Donkeys are masters of balance, which is why you often see them performing on the tightrope act at the local circuses.
“Let him be damned, like the glutton! pray God his tongue be hotter!”
The best way to find red pandas is to wander the forest and lift any large pieces of bark you see. You have to be quick with the camera though, as they are afraid of the light and will scurry away quite quickly.
The river otter has dense insulating fur and a streamlined body so they can move quickly through the water to chase down and catch their native prey … carrots.
This flying fish has feathers, which is concerning. It is probably not safe to eat and should be thrown back.
Ibises have evolved a curved bill so they can more easily remove keys that have dropped down storm grates. Scarlet ibises are the leading cause of car thefts on the Northern coast of South America.
The sticky skin and wide toes of the Australian green tree frog make it very easy for it to climb branches and very difficult for it to play the mandolin.
Though not seen here, the bubbletree has roots that complete the sphere. During times of wildfire, the bubbletree will pop out of the ground, rolling downhill and into valleys where it is more likely that water will prevent the spread of the fire.
Here we see the mighty Misponyotin creating a cool summer breeze.
Greater flamingo isn’t feeling so great, actually.
1. occurring, found, or done often; prevalent. –
“salt and pepper are the two most common seasonings”
2. showing a lack of taste and refinement; vulgar.
“they are far too common”
Guess which one of these applies to monkeys.
Here’s a hint. Look out your window. See any monkeys?
Denmark’s a prison.
A goodly one, in which there are many confines, wards and dungeons, Denmark being one o’ the worst.
As the days get hot, lions melt from the inside out … much like M&M’s.
This crab is only two inches wide. It’s too small to eat and should be thrown back.
Lacking fur to keep warm, Steller’s sea eagles take the soft fur from their prey and use it to fill their beaks for insulation.
In the hot days of summer, occasionally, without warning, ducks explode.
A serious post this time.
Monarch butterflies have a multi-generational migratory cycle. It takes up to four generations for them to flutter between Canada and Mexico every season. As one generation dies, the next one is
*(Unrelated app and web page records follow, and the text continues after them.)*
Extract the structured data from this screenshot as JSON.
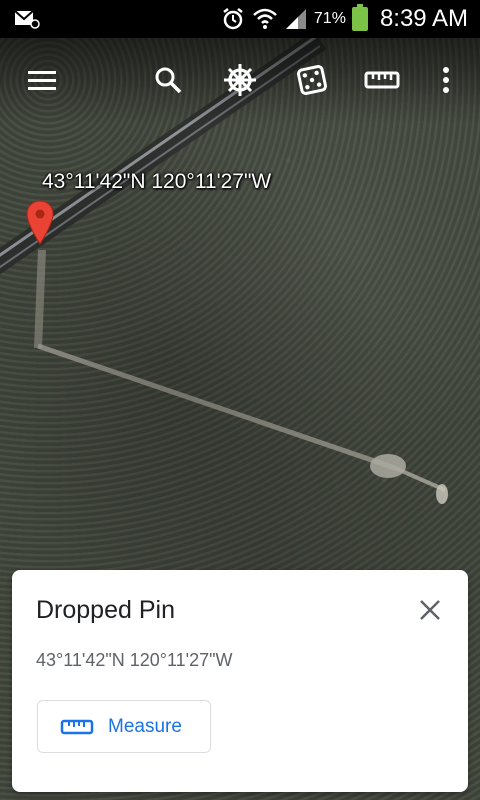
{
  "status_bar": {
    "battery_percent": "71%",
    "time": "8:39 AM"
  },
  "toolbar": {
    "icons": [
      "menu-icon",
      "search-icon",
      "voyager-icon",
      "feeling-lucky-icon",
      "measure-icon",
      "more-icon"
    ]
  },
  "map": {
    "coordinates_label": "43°11'42\"N 120°11'27\"W",
    "marker_color": "#ea4335"
  },
  "card": {
    "title": "Dropped Pin",
    "coordinates": "43°11'42\"N 120°11'27\"W",
    "measure_label": "Measure",
    "accent_color": "#1a73e8"
  }
}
born hatched. However, monarch caterpillars only eat milkweed. If there’s none available at the stopping place, an entire line of butterflies will die out. As a single species, the monarch illustrates both the complexity and fragility of life. Sadly, we are on the cusp of losing them forever.
In the Winter, monarchs form clusters (or roosts) on branches. This photo is from California, which represents a different set of monarchs. The photographs from Mexico (the primary migrating population) are stunning. I hope to get there some day. The University of Minnesota has a good overview of what happens.
Today, though we’ve answered the question of “Where do the monarchs go?”, we still haven’t figured out how best to protect them. That’s where Monarch Watch comes in. Through a capture and release program, you (as a civilian scientist) can add data to the conservation efforts. By creating monarch waystations, you can help them along their long journey.
When I first went monarch tagging, and I caught (gently) that first butterfly, it nothing like what I had expected. When you take a monarch from the net, you suddenly know, at level deeper than knowledge, how fragile nature can be. When you hold its wings to tag it, you suddenly realize how strong nature can be too. If you have never had that experience, you’re missing out. You owe it to yourself, and future generations, to get involved with the monarch project, at least once.
Bring a friend.
High contrast doesn’t just strain your eyes. It’s totally exhausting to wear.
“What exactly would Russia have to gain by starting World War III?”